--- Available data Enclosed Below ---

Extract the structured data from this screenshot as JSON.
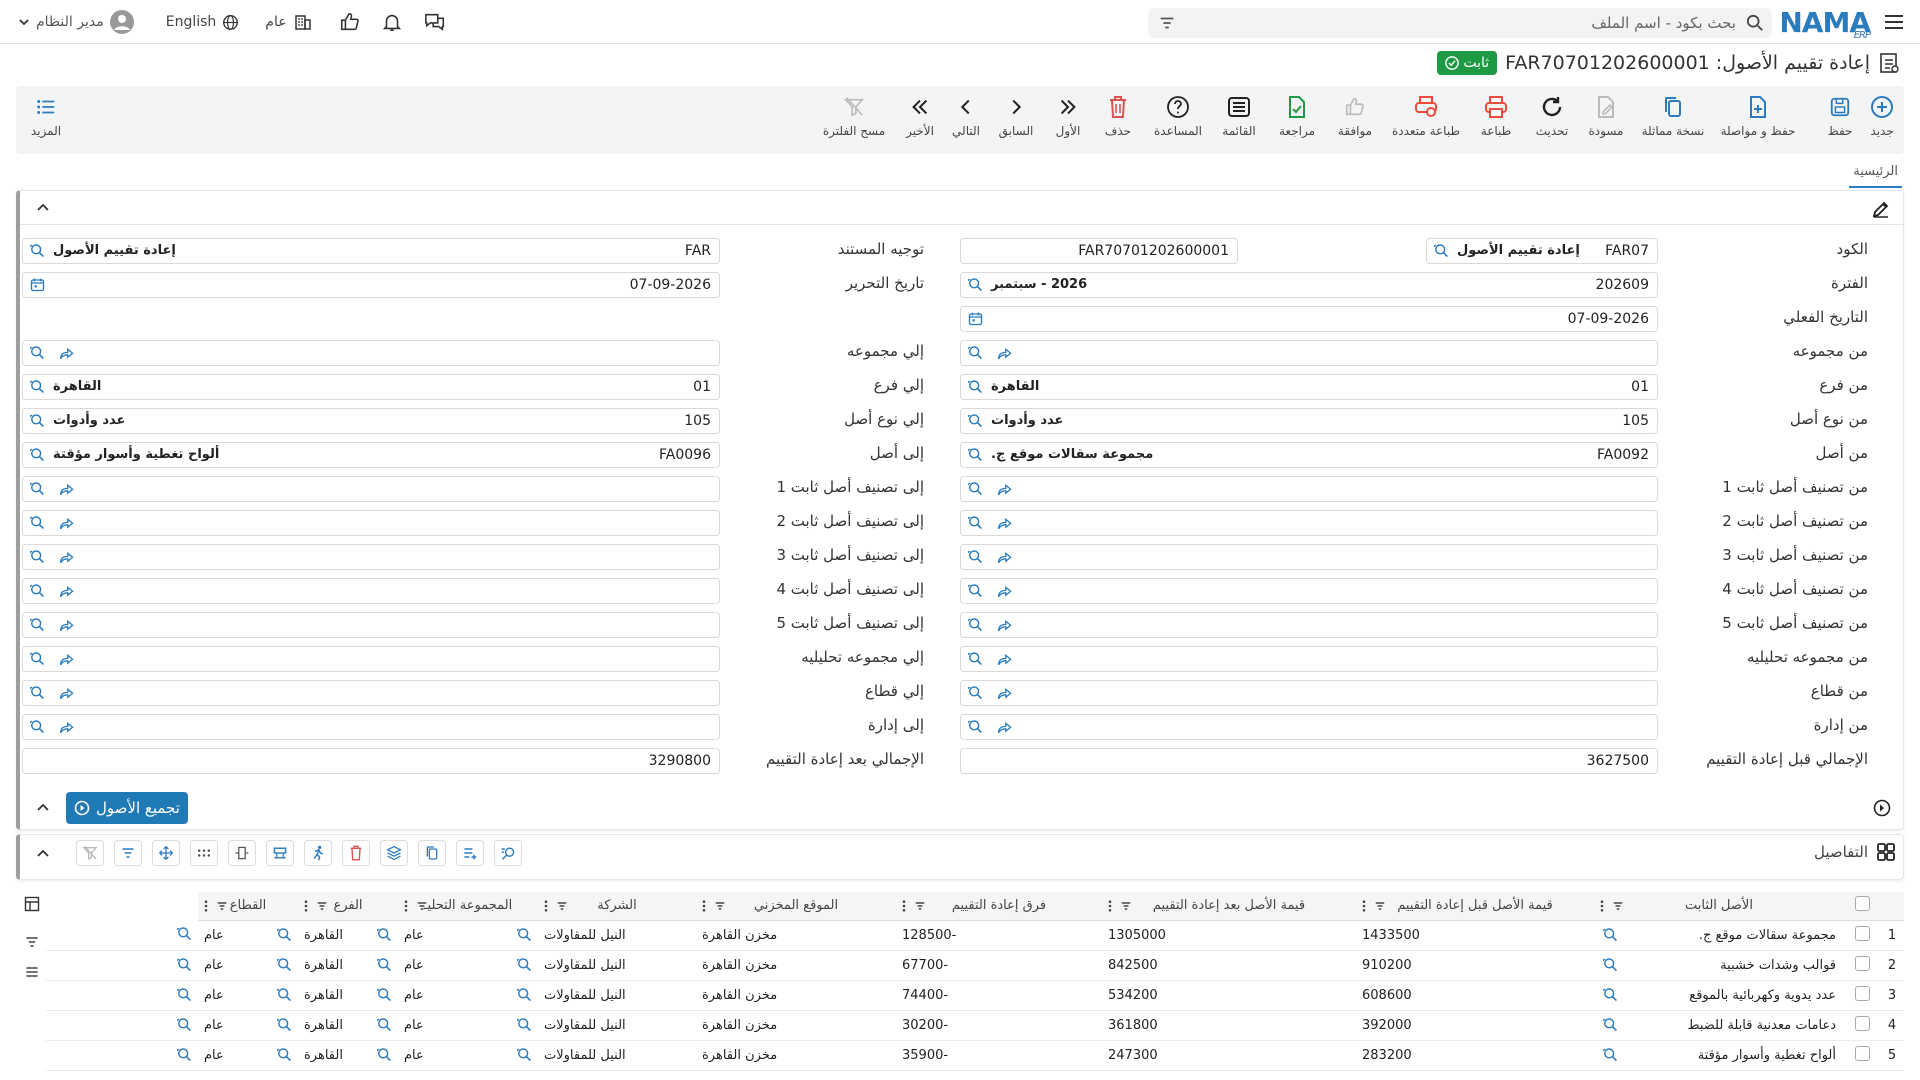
{
  "topbar": {
    "search_placeholder": "بحث بكود - اسم الملف",
    "logo": "NAMA",
    "logo_sub": "ERP",
    "user": "مدير النظام",
    "language": "English",
    "scope": "عام"
  },
  "title": {
    "text": "إعادة تقييم الأصول: FAR70701202600001",
    "status": "ثابت"
  },
  "toolbar": {
    "new": "جديد",
    "save": "حفظ",
    "save_continue": "حفظ و مواصلة",
    "copy": "نسخة مماثلة",
    "draft": "مسودة",
    "refresh": "تحديث",
    "print": "طباعة",
    "multi_print": "طباعة متعددة",
    "approve": "موافقة",
    "review": "مراجعة",
    "list": "القائمة",
    "help": "المساعدة",
    "delete": "حذف",
    "first": "الأول",
    "prev": "السابق",
    "next": "التالي",
    "last": "الأخير",
    "clear_filter": "مسح الفلترة",
    "more": "المزيد"
  },
  "tabs": {
    "main": "الرئيسية"
  },
  "form": {
    "labels": {
      "code": "الكود",
      "doc_direction": "توجيه المستند",
      "period": "الفترة",
      "edit_date": "تاريخ التحرير",
      "actual_date": "التاريخ الفعلي",
      "from_group": "من مجموعه",
      "to_group": "إلي مجموعه",
      "from_branch": "من فرع",
      "to_branch": "إلي فرع",
      "from_asset_type": "من نوع أصل",
      "to_asset_type": "إلي نوع أصل",
      "from_asset": "من أصل",
      "to_asset": "إلى أصل",
      "from_class1": "من تصنيف أصل ثابت 1",
      "to_class1": "إلى تصنيف أصل ثابت 1",
      "from_class2": "من تصنيف أصل ثابت 2",
      "to_class2": "إلى تصنيف أصل ثابت 2",
      "from_class3": "من تصنيف أصل ثابت 3",
      "to_class3": "إلى تصنيف أصل ثابت 3",
      "from_class4": "من تصنيف أصل ثابت 4",
      "to_class4": "إلى تصنيف أصل ثابت 4",
      "from_class5": "من تصنيف أصل ثابت 5",
      "to_class5": "إلى تصنيف أصل ثابت 5",
      "from_analytic": "من مجموعه تحليليه",
      "to_analytic": "إلي مجموعه تحليليه",
      "from_sector": "من قطاع",
      "to_sector": "إلي قطاع",
      "from_dept": "من إدارة",
      "to_dept": "إلى إدارة",
      "total_before": "الإجمالي قبل إعادة التقييم",
      "total_after": "الإجمالي بعد إعادة التقييم"
    },
    "values": {
      "code": "FAR07",
      "code_desc": "إعادة تقييم الأصول",
      "doc_no": "FAR70701202600001",
      "doc_direction": "FAR",
      "doc_direction_desc": "إعادة تقييم الأصول",
      "period": "202609",
      "period_desc": "2026 - سبتمبر",
      "edit_date": "07-09-2026",
      "actual_date": "07-09-2026",
      "from_branch": "01",
      "from_branch_desc": "القاهرة",
      "to_branch": "01",
      "to_branch_desc": "القاهرة",
      "from_asset_type": "105",
      "from_asset_type_desc": "عدد وأدوات",
      "to_asset_type": "105",
      "to_asset_type_desc": "عدد وأدوات",
      "from_asset": "FA0092",
      "from_asset_desc": "مجموعة سقالات موقع ج.",
      "to_asset": "FA0096",
      "to_asset_desc": "ألواح تغطية وأسوار مؤقتة",
      "total_before": "3627500",
      "total_after": "3290800"
    },
    "group_button": "تجميع الأصول"
  },
  "details": {
    "title": "التفاصيل",
    "columns": [
      "الأصل الثابت",
      "قيمة الأصل قبل إعادة التقييم",
      "قيمة الأصل بعد إعادة التقييم",
      "فرق إعادة التقييم",
      "الموقع المخزني",
      "الشركة",
      "المجموعة التحليـ",
      "الفرع",
      "القطاع"
    ],
    "rows": [
      {
        "n": "1",
        "asset": "مجموعة سقالات موقع ج.",
        "before": "1433500",
        "after": "1305000",
        "diff": "-128500",
        "loc": "مخزن القاهرة",
        "company": "النيل للمقاولات",
        "analytic": "عام",
        "branch": "القاهرة",
        "sector": "عام"
      },
      {
        "n": "2",
        "asset": "قوالب وشدات خشبية",
        "before": "910200",
        "after": "842500",
        "diff": "-67700",
        "loc": "مخزن القاهرة",
        "company": "النيل للمقاولات",
        "analytic": "عام",
        "branch": "القاهرة",
        "sector": "عام"
      },
      {
        "n": "3",
        "asset": "عدد يدوية وكهربائية بالموقع",
        "before": "608600",
        "after": "534200",
        "diff": "-74400",
        "loc": "مخزن القاهرة",
        "company": "النيل للمقاولات",
        "analytic": "عام",
        "branch": "القاهرة",
        "sector": "عام"
      },
      {
        "n": "4",
        "asset": "دعامات معدنية قابلة للضبط",
        "before": "392000",
        "after": "361800",
        "diff": "-30200",
        "loc": "مخزن القاهرة",
        "company": "النيل للمقاولات",
        "analytic": "عام",
        "branch": "القاهرة",
        "sector": "عام"
      },
      {
        "n": "5",
        "asset": "ألواح تغطية وأسوار مؤقتة",
        "before": "283200",
        "after": "247300",
        "diff": "-35900",
        "loc": "مخزن القاهرة",
        "company": "النيل للمقاولات",
        "analytic": "عام",
        "branch": "القاهرة",
        "sector": "عام"
      }
    ]
  },
  "colors": {
    "accent": "#2b7bbf",
    "status": "#1e9a45",
    "danger": "#d9534f",
    "button": "#1f7ab6"
  }
}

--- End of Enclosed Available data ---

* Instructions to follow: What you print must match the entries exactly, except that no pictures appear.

* Exercise result:
Extract the structured data from this screenshot as JSON.
{
  "topbar": {
    "search_placeholder": "بحث بكود - اسم الملف",
    "logo": "NAMA",
    "logo_sub": "ERP",
    "user": "مدير النظام",
    "language": "English",
    "scope": "عام"
  },
  "title": {
    "text": "إعادة تقييم الأصول: FAR70701202600001",
    "status": "ثابت"
  },
  "toolbar": {
    "new": "جديد",
    "save": "حفظ",
    "save_continue": "حفظ و مواصلة",
    "copy": "نسخة مماثلة",
    "draft": "مسودة",
    "refresh": "تحديث",
    "print": "طباعة",
    "multi_print": "طباعة متعددة",
    "approve": "موافقة",
    "review": "مراجعة",
    "list": "القائمة",
    "help": "المساعدة",
    "delete": "حذف",
    "first": "الأول",
    "prev": "السابق",
    "next": "التالي",
    "last": "الأخير",
    "clear_filter": "مسح الفلترة",
    "more": "المزيد"
  },
  "tabs": {
    "main": "الرئيسية"
  },
  "form": {
    "labels": {
      "code": "الكود",
      "doc_direction": "توجيه المستند",
      "period": "الفترة",
      "edit_date": "تاريخ التحرير",
      "actual_date": "التاريخ الفعلي",
      "from_group": "من مجموعه",
      "to_group": "إلي مجموعه",
      "from_branch": "من فرع",
      "to_branch": "إلي فرع",
      "from_asset_type": "من نوع أصل",
      "to_asset_type": "إلي نوع أصل",
      "from_asset": "من أصل",
      "to_asset": "إلى أصل",
      "from_class1": "من تصنيف أصل ثابت 1",
      "to_class1": "إلى تصنيف أصل ثابت 1",
      "from_class2": "من تصنيف أصل ثابت 2",
      "to_class2": "إلى تصنيف أصل ثابت 2",
      "from_class3": "من تصنيف أصل ثابت 3",
      "to_class3": "إلى تصنيف أصل ثابت 3",
      "from_class4": "من تصنيف أصل ثابت 4",
      "to_class4": "إلى تصنيف أصل ثابت 4",
      "from_class5": "من تصنيف أصل ثابت 5",
      "to_class5": "إلى تصنيف أصل ثابت 5",
      "from_analytic": "من مجموعه تحليليه",
      "to_analytic": "إلي مجموعه تحليليه",
      "from_sector": "من قطاع",
      "to_sector": "إلي قطاع",
      "from_dept": "من إدارة",
      "to_dept": "إلى إدارة",
      "total_before": "الإجمالي قبل إعادة التقييم",
      "total_after": "الإجمالي بعد إعادة التقييم"
    },
    "values": {
      "code": "FAR07",
      "code_desc": "إعادة تقييم الأصول",
      "doc_no": "FAR70701202600001",
      "doc_direction": "FAR",
      "doc_direction_desc": "إعادة تقييم الأصول",
      "period": "202609",
      "period_desc": "2026 - سبتمبر",
      "edit_date": "07-09-2026",
      "actual_date": "07-09-2026",
      "from_branch": "01",
      "from_branch_desc": "القاهرة",
      "to_branch": "01",
      "to_branch_desc": "القاهرة",
      "from_asset_type": "105",
      "from_asset_type_desc": "عدد وأدوات",
      "to_asset_type": "105",
      "to_asset_type_desc": "عدد وأدوات",
      "from_asset": "FA0092",
      "from_asset_desc": "مجموعة سقالات موقع ج.",
      "to_asset": "FA0096",
      "to_asset_desc": "ألواح تغطية وأسوار مؤقتة",
      "total_before": "3627500",
      "total_after": "3290800"
    },
    "group_button": "تجميع الأصول"
  },
  "details": {
    "title": "التفاصيل",
    "columns": [
      "الأصل الثابت",
      "قيمة الأصل قبل إعادة التقييم",
      "قيمة الأصل بعد إعادة التقييم",
      "فرق إعادة التقييم",
      "الموقع المخزني",
      "الشركة",
      "المجموعة التحليـ",
      "الفرع",
      "القطاع"
    ],
    "rows": [
      {
        "n": "1",
        "asset": "مجموعة سقالات موقع ج.",
        "before": "1433500",
        "after": "1305000",
        "diff": "-128500",
        "loc": "مخزن القاهرة",
        "company": "النيل للمقاولات",
        "analytic": "عام",
        "branch": "القاهرة",
        "sector": "عام"
      },
      {
        "n": "2",
        "asset": "قوالب وشدات خشبية",
        "before": "910200",
        "after": "842500",
        "diff": "-67700",
        "loc": "مخزن القاهرة",
        "company": "النيل للمقاولات",
        "analytic": "عام",
        "branch": "القاهرة",
        "sector": "عام"
      },
      {
        "n": "3",
        "asset": "عدد يدوية وكهربائية بالموقع",
        "before": "608600",
        "after": "534200",
        "diff": "-74400",
        "loc": "مخزن القاهرة",
        "company": "النيل للمقاولات",
        "analytic": "عام",
        "branch": "القاهرة",
        "sector": "عام"
      },
      {
        "n": "4",
        "asset": "دعامات معدنية قابلة للضبط",
        "before": "392000",
        "after": "361800",
        "diff": "-30200",
        "loc": "مخزن القاهرة",
        "company": "النيل للمقاولات",
        "analytic": "عام",
        "branch": "القاهرة",
        "sector": "عام"
      },
      {
        "n": "5",
        "asset": "ألواح تغطية وأسوار مؤقتة",
        "before": "283200",
        "after": "247300",
        "diff": "-35900",
        "loc": "مخزن القاهرة",
        "company": "النيل للمقاولات",
        "analytic": "عام",
        "branch": "القاهرة",
        "sector": "عام"
      }
    ]
  },
  "colors": {
    "accent": "#2b7bbf",
    "status": "#1e9a45",
    "danger": "#d9534f",
    "button": "#1f7ab6"
  }
}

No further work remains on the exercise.